>>>>

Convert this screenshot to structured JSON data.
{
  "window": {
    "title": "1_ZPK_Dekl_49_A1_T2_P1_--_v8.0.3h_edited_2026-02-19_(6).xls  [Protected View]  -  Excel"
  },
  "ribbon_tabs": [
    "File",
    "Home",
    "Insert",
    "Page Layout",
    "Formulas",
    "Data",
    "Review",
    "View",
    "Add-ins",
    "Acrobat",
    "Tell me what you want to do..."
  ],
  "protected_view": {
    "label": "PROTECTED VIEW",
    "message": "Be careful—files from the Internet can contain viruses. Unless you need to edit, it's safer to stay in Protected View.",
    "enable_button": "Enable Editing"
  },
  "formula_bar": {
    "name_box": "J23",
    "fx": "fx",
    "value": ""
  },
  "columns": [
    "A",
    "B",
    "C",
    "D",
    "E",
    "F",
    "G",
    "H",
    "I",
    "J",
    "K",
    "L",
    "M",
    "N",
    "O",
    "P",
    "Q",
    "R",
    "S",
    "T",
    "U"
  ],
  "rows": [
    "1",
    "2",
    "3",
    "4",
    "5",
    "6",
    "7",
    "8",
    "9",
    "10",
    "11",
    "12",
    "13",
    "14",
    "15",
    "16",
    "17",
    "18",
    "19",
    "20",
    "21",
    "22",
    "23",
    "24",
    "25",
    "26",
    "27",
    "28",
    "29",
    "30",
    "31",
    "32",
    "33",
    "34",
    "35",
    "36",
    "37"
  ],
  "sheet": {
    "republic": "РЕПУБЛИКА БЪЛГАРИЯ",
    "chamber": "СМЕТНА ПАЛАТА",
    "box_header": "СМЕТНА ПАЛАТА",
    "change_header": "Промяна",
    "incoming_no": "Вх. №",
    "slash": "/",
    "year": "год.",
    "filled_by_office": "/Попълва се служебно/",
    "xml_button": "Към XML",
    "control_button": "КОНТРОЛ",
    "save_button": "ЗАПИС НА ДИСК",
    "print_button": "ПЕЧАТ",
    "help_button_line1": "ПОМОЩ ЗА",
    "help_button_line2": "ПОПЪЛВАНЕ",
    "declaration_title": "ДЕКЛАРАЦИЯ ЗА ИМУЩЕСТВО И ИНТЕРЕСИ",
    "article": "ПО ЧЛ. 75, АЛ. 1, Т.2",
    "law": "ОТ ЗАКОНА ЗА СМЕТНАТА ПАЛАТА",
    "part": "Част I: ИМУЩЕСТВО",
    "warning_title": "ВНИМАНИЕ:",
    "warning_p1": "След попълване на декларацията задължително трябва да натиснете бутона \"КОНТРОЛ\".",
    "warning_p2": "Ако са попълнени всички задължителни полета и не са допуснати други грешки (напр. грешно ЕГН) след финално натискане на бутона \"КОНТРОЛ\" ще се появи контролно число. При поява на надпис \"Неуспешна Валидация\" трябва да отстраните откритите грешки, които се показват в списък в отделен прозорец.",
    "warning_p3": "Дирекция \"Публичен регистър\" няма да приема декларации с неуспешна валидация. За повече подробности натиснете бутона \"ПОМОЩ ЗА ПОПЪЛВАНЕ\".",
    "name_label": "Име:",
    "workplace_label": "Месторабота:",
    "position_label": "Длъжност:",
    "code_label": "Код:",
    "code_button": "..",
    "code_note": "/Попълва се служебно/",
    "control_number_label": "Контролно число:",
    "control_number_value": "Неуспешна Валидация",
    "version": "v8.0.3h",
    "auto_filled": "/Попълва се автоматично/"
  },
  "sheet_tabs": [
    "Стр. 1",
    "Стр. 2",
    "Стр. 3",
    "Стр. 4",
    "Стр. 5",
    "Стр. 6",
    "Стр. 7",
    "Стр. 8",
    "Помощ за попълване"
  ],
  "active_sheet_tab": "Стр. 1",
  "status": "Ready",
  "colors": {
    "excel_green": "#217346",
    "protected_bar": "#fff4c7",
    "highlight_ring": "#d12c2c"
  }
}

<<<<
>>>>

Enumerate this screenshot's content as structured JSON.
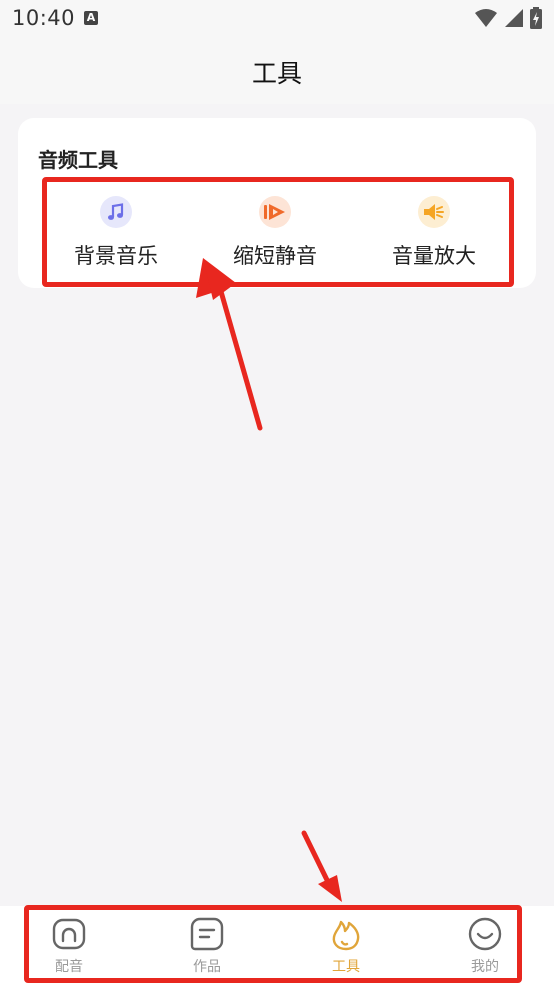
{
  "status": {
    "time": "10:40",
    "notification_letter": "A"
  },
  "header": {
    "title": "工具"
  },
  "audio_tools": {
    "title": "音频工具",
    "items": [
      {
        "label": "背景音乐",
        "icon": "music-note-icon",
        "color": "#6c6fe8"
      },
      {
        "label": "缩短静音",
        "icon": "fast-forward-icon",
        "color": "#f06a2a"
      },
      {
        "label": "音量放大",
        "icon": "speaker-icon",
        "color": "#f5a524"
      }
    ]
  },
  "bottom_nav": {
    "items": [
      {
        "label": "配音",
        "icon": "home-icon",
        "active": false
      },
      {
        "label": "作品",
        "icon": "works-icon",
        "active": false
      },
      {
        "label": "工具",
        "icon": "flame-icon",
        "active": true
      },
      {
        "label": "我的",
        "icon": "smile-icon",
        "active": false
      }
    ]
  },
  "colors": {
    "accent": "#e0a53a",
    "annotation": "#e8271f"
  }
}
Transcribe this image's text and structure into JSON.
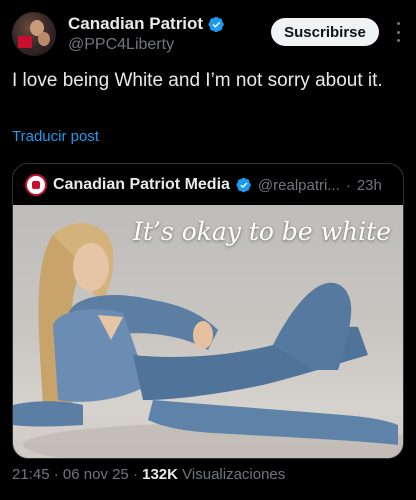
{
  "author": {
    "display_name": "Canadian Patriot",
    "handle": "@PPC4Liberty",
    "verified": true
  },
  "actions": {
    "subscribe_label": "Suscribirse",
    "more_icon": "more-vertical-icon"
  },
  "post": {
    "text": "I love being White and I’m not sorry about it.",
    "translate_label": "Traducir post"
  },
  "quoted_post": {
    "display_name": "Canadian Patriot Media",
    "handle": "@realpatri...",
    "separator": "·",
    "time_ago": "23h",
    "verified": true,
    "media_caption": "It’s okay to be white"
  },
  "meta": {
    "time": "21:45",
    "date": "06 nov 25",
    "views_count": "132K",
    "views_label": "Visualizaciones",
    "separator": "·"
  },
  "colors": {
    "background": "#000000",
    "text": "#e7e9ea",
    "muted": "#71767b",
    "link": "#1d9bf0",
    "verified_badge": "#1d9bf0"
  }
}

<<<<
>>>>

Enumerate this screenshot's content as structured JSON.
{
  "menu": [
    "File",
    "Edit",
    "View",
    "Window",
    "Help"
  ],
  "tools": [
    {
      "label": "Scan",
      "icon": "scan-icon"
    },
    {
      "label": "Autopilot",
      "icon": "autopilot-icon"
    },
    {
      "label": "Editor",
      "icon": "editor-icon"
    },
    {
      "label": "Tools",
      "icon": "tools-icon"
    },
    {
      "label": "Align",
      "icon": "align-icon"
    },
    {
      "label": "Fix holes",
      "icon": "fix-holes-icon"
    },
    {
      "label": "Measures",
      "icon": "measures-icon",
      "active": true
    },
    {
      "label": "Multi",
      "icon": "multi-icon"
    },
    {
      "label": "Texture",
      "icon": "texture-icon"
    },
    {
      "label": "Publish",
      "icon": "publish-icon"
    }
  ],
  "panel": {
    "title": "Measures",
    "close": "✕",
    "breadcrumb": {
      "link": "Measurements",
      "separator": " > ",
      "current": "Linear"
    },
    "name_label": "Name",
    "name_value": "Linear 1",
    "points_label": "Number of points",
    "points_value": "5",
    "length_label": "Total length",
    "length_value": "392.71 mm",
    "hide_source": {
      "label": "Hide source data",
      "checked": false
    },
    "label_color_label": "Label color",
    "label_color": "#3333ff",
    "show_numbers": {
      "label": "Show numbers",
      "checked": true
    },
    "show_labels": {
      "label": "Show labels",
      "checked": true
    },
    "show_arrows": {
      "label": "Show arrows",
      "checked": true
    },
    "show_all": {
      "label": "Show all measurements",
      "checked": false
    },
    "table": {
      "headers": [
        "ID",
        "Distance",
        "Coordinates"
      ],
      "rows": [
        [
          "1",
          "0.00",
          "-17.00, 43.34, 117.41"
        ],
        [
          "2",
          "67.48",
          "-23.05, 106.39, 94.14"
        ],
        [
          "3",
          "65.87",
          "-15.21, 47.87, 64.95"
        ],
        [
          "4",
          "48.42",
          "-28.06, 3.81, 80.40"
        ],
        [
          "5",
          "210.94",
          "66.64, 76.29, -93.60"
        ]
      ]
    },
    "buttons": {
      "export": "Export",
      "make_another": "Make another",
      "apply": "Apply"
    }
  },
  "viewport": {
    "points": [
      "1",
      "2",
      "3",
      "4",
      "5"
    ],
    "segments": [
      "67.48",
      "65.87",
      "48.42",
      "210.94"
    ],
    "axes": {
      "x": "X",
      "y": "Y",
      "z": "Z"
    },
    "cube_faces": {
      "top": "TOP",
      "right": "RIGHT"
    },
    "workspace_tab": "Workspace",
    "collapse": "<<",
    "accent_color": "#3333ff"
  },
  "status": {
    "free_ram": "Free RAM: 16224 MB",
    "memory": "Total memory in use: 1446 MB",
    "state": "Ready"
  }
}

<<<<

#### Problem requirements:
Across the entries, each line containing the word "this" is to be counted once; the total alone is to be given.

#### Your response:
4